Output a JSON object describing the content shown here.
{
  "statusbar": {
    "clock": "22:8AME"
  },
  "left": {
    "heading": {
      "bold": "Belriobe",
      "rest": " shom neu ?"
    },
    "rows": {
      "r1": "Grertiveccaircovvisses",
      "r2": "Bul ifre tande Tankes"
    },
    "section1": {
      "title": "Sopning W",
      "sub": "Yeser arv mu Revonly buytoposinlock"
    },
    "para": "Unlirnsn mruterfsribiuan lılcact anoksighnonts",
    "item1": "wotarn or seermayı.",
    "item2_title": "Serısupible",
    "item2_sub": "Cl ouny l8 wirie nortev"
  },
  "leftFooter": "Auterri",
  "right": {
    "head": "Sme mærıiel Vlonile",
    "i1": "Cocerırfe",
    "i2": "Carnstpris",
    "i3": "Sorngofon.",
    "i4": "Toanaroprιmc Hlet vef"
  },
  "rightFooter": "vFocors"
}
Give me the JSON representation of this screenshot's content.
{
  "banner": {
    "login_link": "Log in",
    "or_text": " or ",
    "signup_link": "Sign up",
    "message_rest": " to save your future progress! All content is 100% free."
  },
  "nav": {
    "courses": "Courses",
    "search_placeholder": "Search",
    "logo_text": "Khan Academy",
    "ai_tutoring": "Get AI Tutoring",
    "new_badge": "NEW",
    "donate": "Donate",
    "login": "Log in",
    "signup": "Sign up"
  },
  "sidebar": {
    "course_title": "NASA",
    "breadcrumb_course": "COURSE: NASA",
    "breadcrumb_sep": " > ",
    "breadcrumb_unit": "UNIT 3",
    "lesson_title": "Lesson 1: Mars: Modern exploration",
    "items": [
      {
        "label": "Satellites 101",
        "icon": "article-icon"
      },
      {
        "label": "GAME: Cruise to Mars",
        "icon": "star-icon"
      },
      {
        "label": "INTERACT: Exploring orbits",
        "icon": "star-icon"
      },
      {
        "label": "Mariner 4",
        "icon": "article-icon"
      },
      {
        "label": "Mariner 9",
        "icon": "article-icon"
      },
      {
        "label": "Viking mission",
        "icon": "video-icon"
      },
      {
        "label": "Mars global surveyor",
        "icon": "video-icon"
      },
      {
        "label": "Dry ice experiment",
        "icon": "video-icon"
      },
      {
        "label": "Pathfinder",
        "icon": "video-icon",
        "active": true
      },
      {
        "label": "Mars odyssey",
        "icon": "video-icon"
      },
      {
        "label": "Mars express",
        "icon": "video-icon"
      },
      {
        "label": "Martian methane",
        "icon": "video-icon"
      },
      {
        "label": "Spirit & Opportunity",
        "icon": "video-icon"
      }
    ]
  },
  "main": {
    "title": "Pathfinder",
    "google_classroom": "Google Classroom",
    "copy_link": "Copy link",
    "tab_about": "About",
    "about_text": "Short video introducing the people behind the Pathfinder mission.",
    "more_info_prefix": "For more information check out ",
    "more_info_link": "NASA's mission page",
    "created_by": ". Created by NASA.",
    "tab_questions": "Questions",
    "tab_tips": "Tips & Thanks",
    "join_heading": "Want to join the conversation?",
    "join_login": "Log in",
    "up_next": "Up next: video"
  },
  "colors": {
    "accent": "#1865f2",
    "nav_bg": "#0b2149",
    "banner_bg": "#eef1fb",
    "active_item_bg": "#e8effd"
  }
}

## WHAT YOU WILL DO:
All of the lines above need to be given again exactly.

## PROBLEM SOLUTION:
Output a JSON object describing the content shown here.
{
  "statusbar": {
    "clock": "22:8AME"
  },
  "left": {
    "heading": {
      "bold": "Belriobe",
      "rest": " shom neu ?"
    },
    "rows": {
      "r1": "Grertiveccaircovvisses",
      "r2": "Bul ifre tande Tankes"
    },
    "section1": {
      "title": "Sopning W",
      "sub": "Yeser arv mu Revonly buytoposinlock"
    },
    "para": "Unlirnsn mruterfsribiuan lılcact anoksighnonts",
    "item1": "wotarn or seermayı.",
    "item2_title": "Serısupible",
    "item2_sub": "Cl ouny l8 wirie nortev"
  },
  "leftFooter": "Auterri",
  "right": {
    "head": "Sme mærıiel Vlonile",
    "i1": "Cocerırfe",
    "i2": "Carnstpris",
    "i3": "Sorngofon.",
    "i4": "Toanaroprιmc Hlet vef"
  },
  "rightFooter": "vFocors"
}
Give me the JSON representation of this screenshot's content.
{
  "banner": {
    "login_link": "Log in",
    "or_text": " or ",
    "signup_link": "Sign up",
    "message_rest": " to save your future progress! All content is 100% free."
  },
  "nav": {
    "courses": "Courses",
    "search_placeholder": "Search",
    "logo_text": "Khan Academy",
    "ai_tutoring": "Get AI Tutoring",
    "new_badge": "NEW",
    "donate": "Donate",
    "login": "Log in",
    "signup": "Sign up"
  },
  "sidebar": {
    "course_title": "NASA",
    "breadcrumb_course": "COURSE: NASA",
    "breadcrumb_sep": " > ",
    "breadcrumb_unit": "UNIT 3",
    "lesson_title": "Lesson 1: Mars: Modern exploration",
    "items": [
      {
        "label": "Satellites 101",
        "icon": "article-icon"
      },
      {
        "label": "GAME: Cruise to Mars",
        "icon": "star-icon"
      },
      {
        "label": "INTERACT: Exploring orbits",
        "icon": "star-icon"
      },
      {
        "label": "Mariner 4",
        "icon": "article-icon"
      },
      {
        "label": "Mariner 9",
        "icon": "article-icon"
      },
      {
        "label": "Viking mission",
        "icon": "video-icon"
      },
      {
        "label": "Mars global surveyor",
        "icon": "video-icon"
      },
      {
        "label": "Dry ice experiment",
        "icon": "video-icon"
      },
      {
        "label": "Pathfinder",
        "icon": "video-icon",
        "active": true
      },
      {
        "label": "Mars odyssey",
        "icon": "video-icon"
      },
      {
        "label": "Mars express",
        "icon": "video-icon"
      },
      {
        "label": "Martian methane",
        "icon": "video-icon"
      },
      {
        "label": "Spirit & Opportunity",
        "icon": "video-icon"
      }
    ]
  },
  "main": {
    "title": "Pathfinder",
    "google_classroom": "Google Classroom",
    "copy_link": "Copy link",
    "tab_about": "About",
    "about_text": "Short video introducing the people behind the Pathfinder mission.",
    "more_info_prefix": "For more information check out ",
    "more_info_link": "NASA's mission page",
    "created_by": ". Created by NASA.",
    "tab_questions": "Questions",
    "tab_tips": "Tips & Thanks",
    "join_heading": "Want to join the conversation?",
    "join_login": "Log in",
    "up_next": "Up next: video"
  },
  "colors": {
    "accent": "#1865f2",
    "nav_bg": "#0b2149",
    "banner_bg": "#eef1fb",
    "active_item_bg": "#e8effd"
  }
}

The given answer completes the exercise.